If I tell you there are vampires in this book, don't be instantly dismissive. I don't read Anne Rice's novels (although perhaps I should). I definitely never did the Twilight books. Fevre Dream does have a vampire as a main character, but the story is so much more than thirsting after blood. It's the riverboat trade, indigo plantations, and a friendship between a riverboat captain and vampire.
I'm currently working (yes, still) on my WIP that's affectionately called my NIP (nightmare in progress). I hope I'm bringing my best ammo when I sit in front of my laptop. There's a part in Pat Conroy's South of Broad that brought my first-of-several epiphanies while working on this female-dog of a project. I thought I knew exactly where it was in Conroy's novel, I thought I noted the page number somewhere, I thought I remembered it clearly enough to mirror one single Conroy-crafted remark in my manuscript...
But apparently not, because now I've resigned myself to rereading the book and putting the page number on a billboard--'cause I don't want to prove true the "third time's a charm" phrase.
I began this piece of writing with several for-sures. I knew for sure who the main characters were--the WWWPs. I knew for sure how it would end. And in the writing, things have changed. The characters have become fictionalized, and the ending is not what I was planning on.
It seems the characters are in the driver's seat, not me.

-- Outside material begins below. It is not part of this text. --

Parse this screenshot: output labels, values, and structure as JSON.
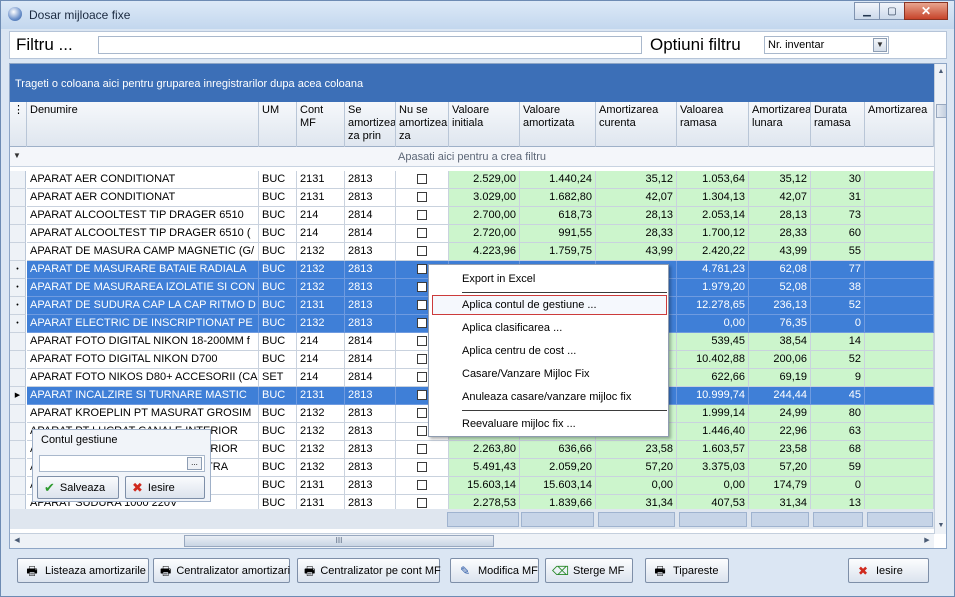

If you tell me what is your best weapon as a writer (you can interpret that any way you want), your name will be put into a hat (a literal one; I don't know how to do those random-whatevers) for a copy of Fevre Dream. I'll draw names at the end of the month.